Sing with me!
….Red and Yellow, Black and Normal,
They are precious in His sight.
Jesus loves the little children of the world!
In 1954, psychologist Muzafer Sherif conducted what is now known as the Robber’s Cave experiment. The participants in the study were 24 boys, all roughly 12-years old, who were from basically identical backgrounds. Essentially, the experiment demonstrated the speed with which people form cliques and engage in hostile behavior towards those who are not a part of us. Apparently, everyone assumes, “I’m basically good and normal, and everyone who is not me is not basically good or normal.”
It’s a fascinating concept, this tendency to view with suspicion anyone who isn’t like us, doesn’t behave like us, doesn’t talk or think the way we do. Perhaps what the Robber’s Cave experiment can’t be used to rationalize the drive for conformity, but stay awake long enough and I think I can show you how this is problematic for us.
An unspecified number of years ago, I attended the Baptist convention in the country of Phlegmstonia with my buddy. Ed, who spends most of his time standing at the back of any given room leaning against the wall with his arms crossed, stuck with me and introduced me to all the usual national leaders whose names I never managed to hear. Ed understood.
Some songs came along, and everyone made rhythmic happy noises and agreed that yes, it was truly great to be worshipping together. After a rousing version of something or other, Ed got up to introduce a group of singing Christian brothers and sisters who had come from some unpronounceable place off in the mountainous jungles somewhere.
(If I seem vague about some of this, please remember that I hear poorly under the best of circumstances. Add in the fact that we were using a language that I’ve not formally studied and you’ll see why comprehension of aural matters escaped me.)
The singing troupe took the platform and really wowed everyone, even me. They were from an indigenous tribal group that had recently been seized by a divine drive to evangelize their people. The clothing was indigenous and the musical instruments leaned heavily on bamboo-based materials. The songs were done both in the dominant language of the country as well as in the heart language of the singers. It was great. At the end of their allotted time, the convention moderator took the platform and remarked that “…the music was quite uplifting, though that sort of style is not exactly suited to proper worship times.”
Apparently, only guitars and pianos are acceptable for worship. Bunch of deviants…

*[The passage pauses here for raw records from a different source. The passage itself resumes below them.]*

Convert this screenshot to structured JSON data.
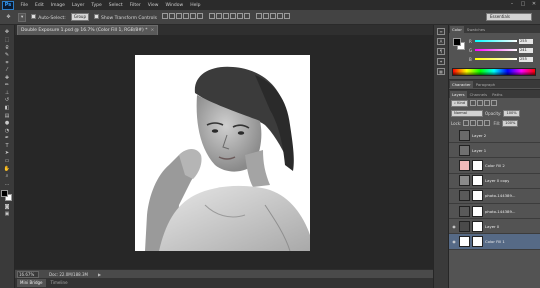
{
  "app": {
    "logo": "Ps",
    "menu": [
      "File",
      "Edit",
      "Image",
      "Layer",
      "Type",
      "Select",
      "Filter",
      "View",
      "Window",
      "Help"
    ],
    "window_controls": [
      "–",
      "□",
      "✕"
    ]
  },
  "options": {
    "auto_select_label": "Auto-Select:",
    "auto_select_value": "Group",
    "transform_label": "Show Transform Controls",
    "workspace": "Essentials"
  },
  "document": {
    "tab_title": "Double Exposure 1.psd @ 16.7% (Color Fill 1, RGB/8#) *",
    "close": "×"
  },
  "status": {
    "zoom": "16.67%",
    "doc": "Doc: 22.0M/188.3M",
    "arrow": "▶"
  },
  "bottom_tabs": [
    "Mini Bridge",
    "Timeline"
  ],
  "icon_strip": [
    "≡",
    "A",
    "¶",
    "✦",
    "▦"
  ],
  "color_panel": {
    "tabs": [
      "Color",
      "Swatches"
    ],
    "channels": [
      {
        "label": "R",
        "value": "255",
        "gradient": "linear-gradient(90deg,#00ffff,#ffffff)"
      },
      {
        "label": "G",
        "value": "241",
        "gradient": "linear-gradient(90deg,#ff00ff,#ffffff)"
      },
      {
        "label": "B",
        "value": "255",
        "gradient": "linear-gradient(90deg,#ffff00,#ffffff)"
      }
    ]
  },
  "char_panel": {
    "tabs": [
      "Character",
      "Paragraph"
    ]
  },
  "layers_panel": {
    "tabs": [
      "Layers",
      "Channels",
      "Paths"
    ],
    "kind": "Kind",
    "blend_mode": "Normal",
    "opacity_label": "Opacity:",
    "opacity": "100%",
    "lock_label": "Lock:",
    "fill_label": "Fill:",
    "fill": "100%",
    "layers": [
      {
        "name": "Layer 2",
        "thumb": "#6a6a6a",
        "mask": false,
        "eye": false
      },
      {
        "name": "Layer 1",
        "thumb": "#707070",
        "mask": false,
        "eye": false
      },
      {
        "name": "Color Fill 2",
        "thumb": "#f1b9b9",
        "mask": true,
        "eye": false
      },
      {
        "name": "Layer 0 copy",
        "thumb": "#8a8a8a",
        "mask": true,
        "eye": false
      },
      {
        "name": "photo-144389...",
        "thumb": "#5a5a5a",
        "mask": true,
        "eye": false
      },
      {
        "name": "photo-144389...",
        "thumb": "#5a5a5a",
        "mask": true,
        "eye": false
      },
      {
        "name": "Layer 0",
        "thumb": "#4a4a4a",
        "mask": true,
        "eye": true
      },
      {
        "name": "Color Fill 1",
        "thumb": "#ffffff",
        "mask": true,
        "eye": true,
        "selected": true
      }
    ]
  }
}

Want another example? When Deaf Christians set up chairs, they usually opt for a large semi-circle. Many Deaf social situations are discussion-oriented, and sitting in a half-moon allows everyone to see everyone else in the room. When the hearing folks arrive, know what they do? Re-arrange the chairs in rows, thus apparently, wantonly, and rudely cutting off anyone on the second row and beyond from participation.
Chairs in rows? Heretics!
At Baptist churches across Venezuela, ladies typically serve the Lord’s Supper, not a group of male deacons. They collect the offering as well.
And so the song goes…
“…Deviant 1, Deviant 2, Deviant 3, and Us
We are precious in His sight…”
From musical style (hymn books vs. power point) to preacher’s attire (ties or tie-dyes?), meeting sites and language fights, there’s always them…and there’s us. And trust me: He loves us all, even you bad Christians.
Calvinist? Traditionalist? Reformed?
Piano? Drum? Reed pipe?
White? Latin? African-American?
We carry within us the seeds of dissension simply by the outrageous act of being unique. We develop our priorities and wants and felt needs. We sit in our enclaves of homogeneity and assume that we are developing inspired ideas because we are reading inspired words. Whether in innocence, ignorance, or arrogance, we isolate ourselves from others not by our mutual differences but by mutually insisting that we’re the norm and you’re the perverse.
Forgetting all the while that we are part of a single body of Christ, and that our differences are often a reflection of divine acts.
Male vs Female? See Eden, Garden of.
Race? Impossible to spread out and fill the earth without heterogeneity; see also Babel, Tower of.
Musical instruments/style? Filling the earth equals different materials for creating instruments.
TraCalFormed? Don’t we consistently argue for hermeneutical freedoms and theological tensions? And from whence does that flexibility arise – His word and Spirit?
This is not a plea for ecumenicalism, joining in unity to dilute our theology to the degree we’ll no longer be united with Christ. I’m just puzzled by the degree to which we consistently view the Different as the Deviant. I struggle to grasp why we so often reject partnerships and friendships based on differences that are not as great as they seem.
I guess in part I’m being driven to wonder about this line of questioning due to some partnerships that I’m trying to bring to life. Other pastors and leaders insist on standards for cooperation that are unreasonable or unbiblical. We can only do workshops if we meet at their church. We can only teach (without public arguing) the pet doctrinal themes they adore. We can only gather for card games and laughter if we first lay out all the rules for the fellowship and a list of acceptable people in attendance. We can only work together, it seems, if I become Them. Anything else is a threat to them personally and to the strength of their church.
We all balk and stammer while the world burns.
It is beginning to break my heart, because I just want them to be normal…like me.